**The problem:** Below are records; copy every line among them that contains the word "Masala".

Dataset rows describing interfaces
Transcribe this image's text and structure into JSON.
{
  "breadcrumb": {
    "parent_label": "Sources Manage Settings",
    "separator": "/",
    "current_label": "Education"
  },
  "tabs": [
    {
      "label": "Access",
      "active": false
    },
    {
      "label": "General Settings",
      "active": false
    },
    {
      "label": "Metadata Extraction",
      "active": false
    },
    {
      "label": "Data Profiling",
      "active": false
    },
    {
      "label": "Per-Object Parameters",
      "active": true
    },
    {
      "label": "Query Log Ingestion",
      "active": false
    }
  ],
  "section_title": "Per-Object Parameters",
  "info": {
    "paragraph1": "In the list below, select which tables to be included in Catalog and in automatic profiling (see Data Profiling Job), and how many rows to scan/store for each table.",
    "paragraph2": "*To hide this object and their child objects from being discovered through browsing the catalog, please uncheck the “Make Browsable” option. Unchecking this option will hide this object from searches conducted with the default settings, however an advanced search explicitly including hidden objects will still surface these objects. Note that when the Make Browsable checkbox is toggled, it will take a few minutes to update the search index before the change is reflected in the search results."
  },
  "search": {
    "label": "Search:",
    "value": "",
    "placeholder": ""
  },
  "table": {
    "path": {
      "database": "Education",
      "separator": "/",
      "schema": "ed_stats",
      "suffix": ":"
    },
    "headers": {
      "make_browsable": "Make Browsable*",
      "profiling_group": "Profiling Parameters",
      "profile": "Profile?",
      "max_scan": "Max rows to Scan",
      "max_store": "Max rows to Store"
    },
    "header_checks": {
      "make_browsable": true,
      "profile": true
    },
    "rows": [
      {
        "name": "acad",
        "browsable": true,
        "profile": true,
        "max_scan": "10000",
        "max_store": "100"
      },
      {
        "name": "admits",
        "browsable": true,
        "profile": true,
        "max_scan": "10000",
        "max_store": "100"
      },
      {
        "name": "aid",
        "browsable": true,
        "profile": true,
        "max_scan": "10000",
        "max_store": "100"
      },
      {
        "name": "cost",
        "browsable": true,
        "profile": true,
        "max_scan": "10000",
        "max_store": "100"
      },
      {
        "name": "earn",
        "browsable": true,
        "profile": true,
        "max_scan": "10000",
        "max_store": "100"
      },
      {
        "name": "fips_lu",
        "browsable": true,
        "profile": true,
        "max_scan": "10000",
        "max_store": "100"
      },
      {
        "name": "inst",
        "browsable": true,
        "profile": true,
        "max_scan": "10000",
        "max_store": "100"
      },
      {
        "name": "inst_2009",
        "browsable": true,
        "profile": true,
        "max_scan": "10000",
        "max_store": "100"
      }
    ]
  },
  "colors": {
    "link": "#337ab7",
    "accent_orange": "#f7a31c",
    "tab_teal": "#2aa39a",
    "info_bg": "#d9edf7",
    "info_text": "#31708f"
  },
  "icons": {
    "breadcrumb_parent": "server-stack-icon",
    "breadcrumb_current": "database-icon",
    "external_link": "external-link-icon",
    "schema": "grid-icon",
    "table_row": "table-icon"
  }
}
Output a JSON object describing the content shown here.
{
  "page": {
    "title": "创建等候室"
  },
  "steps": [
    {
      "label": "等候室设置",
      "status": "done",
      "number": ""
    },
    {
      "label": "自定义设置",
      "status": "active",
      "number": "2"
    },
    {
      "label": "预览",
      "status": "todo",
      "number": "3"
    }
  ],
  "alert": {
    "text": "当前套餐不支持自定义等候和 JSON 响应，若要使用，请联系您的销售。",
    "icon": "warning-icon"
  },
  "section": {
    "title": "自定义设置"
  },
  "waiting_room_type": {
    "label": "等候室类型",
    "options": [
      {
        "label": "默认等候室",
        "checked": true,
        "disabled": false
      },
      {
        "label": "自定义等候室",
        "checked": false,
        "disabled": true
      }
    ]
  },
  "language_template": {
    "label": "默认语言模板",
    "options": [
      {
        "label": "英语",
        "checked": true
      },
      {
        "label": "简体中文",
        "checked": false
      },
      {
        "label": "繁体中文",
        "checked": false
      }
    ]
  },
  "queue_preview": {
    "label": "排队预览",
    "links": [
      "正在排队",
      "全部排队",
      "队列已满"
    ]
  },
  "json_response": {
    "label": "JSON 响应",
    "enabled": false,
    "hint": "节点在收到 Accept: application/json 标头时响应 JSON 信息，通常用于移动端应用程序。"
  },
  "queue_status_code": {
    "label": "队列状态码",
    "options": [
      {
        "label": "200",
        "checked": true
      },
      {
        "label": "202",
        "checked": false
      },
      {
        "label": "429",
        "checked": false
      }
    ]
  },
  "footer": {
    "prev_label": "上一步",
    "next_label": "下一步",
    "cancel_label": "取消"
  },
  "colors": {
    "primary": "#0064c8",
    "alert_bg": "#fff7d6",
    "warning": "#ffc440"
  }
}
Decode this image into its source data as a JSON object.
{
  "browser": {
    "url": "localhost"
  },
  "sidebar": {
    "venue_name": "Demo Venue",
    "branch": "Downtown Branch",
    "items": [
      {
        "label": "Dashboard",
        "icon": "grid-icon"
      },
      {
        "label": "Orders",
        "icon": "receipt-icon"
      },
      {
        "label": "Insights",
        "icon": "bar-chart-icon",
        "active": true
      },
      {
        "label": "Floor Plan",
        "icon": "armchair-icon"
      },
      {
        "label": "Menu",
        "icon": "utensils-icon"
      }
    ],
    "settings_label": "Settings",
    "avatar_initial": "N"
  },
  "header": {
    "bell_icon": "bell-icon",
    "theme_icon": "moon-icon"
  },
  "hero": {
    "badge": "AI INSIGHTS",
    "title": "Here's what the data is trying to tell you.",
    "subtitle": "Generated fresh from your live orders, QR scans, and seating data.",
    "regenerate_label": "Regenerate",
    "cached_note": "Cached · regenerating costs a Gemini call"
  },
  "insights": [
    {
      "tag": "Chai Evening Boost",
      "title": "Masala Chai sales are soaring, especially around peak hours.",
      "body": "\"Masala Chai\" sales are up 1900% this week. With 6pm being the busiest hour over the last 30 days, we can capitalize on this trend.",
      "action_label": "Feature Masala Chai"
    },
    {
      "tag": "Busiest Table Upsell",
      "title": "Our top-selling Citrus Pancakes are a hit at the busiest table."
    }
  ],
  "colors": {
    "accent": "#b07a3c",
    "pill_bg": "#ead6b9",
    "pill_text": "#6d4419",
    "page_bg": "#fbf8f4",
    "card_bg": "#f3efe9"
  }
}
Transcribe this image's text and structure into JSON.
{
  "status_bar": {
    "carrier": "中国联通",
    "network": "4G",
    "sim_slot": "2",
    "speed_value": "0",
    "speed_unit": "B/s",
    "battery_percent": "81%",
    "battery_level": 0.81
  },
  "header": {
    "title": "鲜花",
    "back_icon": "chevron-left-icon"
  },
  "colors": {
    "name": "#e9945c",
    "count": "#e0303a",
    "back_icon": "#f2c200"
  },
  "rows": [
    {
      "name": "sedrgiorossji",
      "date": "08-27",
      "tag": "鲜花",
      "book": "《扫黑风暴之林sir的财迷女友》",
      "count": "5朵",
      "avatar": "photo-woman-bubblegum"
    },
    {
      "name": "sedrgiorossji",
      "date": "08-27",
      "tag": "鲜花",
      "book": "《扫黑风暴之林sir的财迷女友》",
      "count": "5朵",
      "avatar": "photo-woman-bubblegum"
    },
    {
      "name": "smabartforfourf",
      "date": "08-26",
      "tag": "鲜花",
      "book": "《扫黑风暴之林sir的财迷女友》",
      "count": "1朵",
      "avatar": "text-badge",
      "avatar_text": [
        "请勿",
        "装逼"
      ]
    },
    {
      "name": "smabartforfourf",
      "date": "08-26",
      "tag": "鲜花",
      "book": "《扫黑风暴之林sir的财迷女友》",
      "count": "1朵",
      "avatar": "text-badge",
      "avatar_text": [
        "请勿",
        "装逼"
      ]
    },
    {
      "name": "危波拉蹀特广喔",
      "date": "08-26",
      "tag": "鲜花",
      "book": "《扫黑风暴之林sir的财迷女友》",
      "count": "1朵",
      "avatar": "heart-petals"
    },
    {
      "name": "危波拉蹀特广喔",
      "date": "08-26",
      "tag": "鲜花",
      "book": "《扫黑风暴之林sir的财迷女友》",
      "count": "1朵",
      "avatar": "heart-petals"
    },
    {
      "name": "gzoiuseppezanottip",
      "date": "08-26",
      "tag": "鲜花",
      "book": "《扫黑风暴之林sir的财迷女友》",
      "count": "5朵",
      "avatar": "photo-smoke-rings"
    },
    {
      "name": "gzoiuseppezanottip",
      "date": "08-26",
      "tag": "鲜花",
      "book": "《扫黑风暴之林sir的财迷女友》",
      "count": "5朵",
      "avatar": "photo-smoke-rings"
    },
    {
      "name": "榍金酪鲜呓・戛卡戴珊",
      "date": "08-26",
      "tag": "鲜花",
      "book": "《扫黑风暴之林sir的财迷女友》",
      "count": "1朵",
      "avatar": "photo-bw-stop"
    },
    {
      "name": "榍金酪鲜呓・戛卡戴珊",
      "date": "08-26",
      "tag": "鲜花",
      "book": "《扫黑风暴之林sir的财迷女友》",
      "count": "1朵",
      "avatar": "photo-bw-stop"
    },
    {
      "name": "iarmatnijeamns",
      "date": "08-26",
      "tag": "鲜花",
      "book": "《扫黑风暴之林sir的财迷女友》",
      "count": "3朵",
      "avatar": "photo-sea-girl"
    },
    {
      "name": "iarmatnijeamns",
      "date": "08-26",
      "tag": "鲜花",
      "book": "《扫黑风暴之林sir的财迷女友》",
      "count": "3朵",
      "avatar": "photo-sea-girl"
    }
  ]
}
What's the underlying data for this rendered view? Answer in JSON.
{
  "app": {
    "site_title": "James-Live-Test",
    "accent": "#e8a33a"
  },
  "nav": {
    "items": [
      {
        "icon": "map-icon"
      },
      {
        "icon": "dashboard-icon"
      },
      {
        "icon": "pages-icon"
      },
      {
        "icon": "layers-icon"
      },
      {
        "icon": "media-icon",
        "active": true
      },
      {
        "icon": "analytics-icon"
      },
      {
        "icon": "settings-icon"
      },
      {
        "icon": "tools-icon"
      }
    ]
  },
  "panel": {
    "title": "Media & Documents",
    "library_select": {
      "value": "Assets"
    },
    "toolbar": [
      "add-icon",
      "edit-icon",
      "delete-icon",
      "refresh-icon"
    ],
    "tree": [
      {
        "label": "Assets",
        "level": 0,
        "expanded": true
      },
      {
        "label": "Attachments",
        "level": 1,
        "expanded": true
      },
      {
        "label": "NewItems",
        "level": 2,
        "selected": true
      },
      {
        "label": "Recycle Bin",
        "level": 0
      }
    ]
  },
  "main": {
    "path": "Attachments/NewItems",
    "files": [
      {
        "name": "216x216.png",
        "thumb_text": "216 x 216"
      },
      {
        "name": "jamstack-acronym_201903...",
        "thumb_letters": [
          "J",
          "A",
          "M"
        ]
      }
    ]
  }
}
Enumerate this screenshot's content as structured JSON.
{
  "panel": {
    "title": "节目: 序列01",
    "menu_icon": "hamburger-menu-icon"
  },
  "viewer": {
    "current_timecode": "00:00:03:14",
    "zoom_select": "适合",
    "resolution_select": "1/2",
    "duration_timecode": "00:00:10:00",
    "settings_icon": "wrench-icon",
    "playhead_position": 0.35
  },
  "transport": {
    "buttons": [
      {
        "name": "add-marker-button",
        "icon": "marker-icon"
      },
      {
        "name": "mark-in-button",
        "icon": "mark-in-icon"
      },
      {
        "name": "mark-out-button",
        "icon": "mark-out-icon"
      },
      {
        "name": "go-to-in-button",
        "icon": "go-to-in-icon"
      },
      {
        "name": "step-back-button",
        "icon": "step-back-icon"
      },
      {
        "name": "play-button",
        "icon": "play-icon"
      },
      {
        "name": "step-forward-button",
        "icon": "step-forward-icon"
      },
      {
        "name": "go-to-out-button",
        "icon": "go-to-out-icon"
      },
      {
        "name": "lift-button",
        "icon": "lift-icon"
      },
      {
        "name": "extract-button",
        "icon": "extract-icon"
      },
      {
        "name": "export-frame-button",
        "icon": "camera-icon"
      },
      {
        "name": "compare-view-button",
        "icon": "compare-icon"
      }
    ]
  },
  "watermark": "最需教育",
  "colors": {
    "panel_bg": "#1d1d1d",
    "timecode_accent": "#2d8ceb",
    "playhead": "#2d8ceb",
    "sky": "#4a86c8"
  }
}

**Result for this task:**
      "title": "Masala Chai sales are soaring, especially around peak hours.",
      "body": "\"Masala Chai\" sales are up 1900% this week. With 6pm being the busiest hour over the last 30 days, we can capitalize on this trend.",
      "action_label": "Feature Masala Chai"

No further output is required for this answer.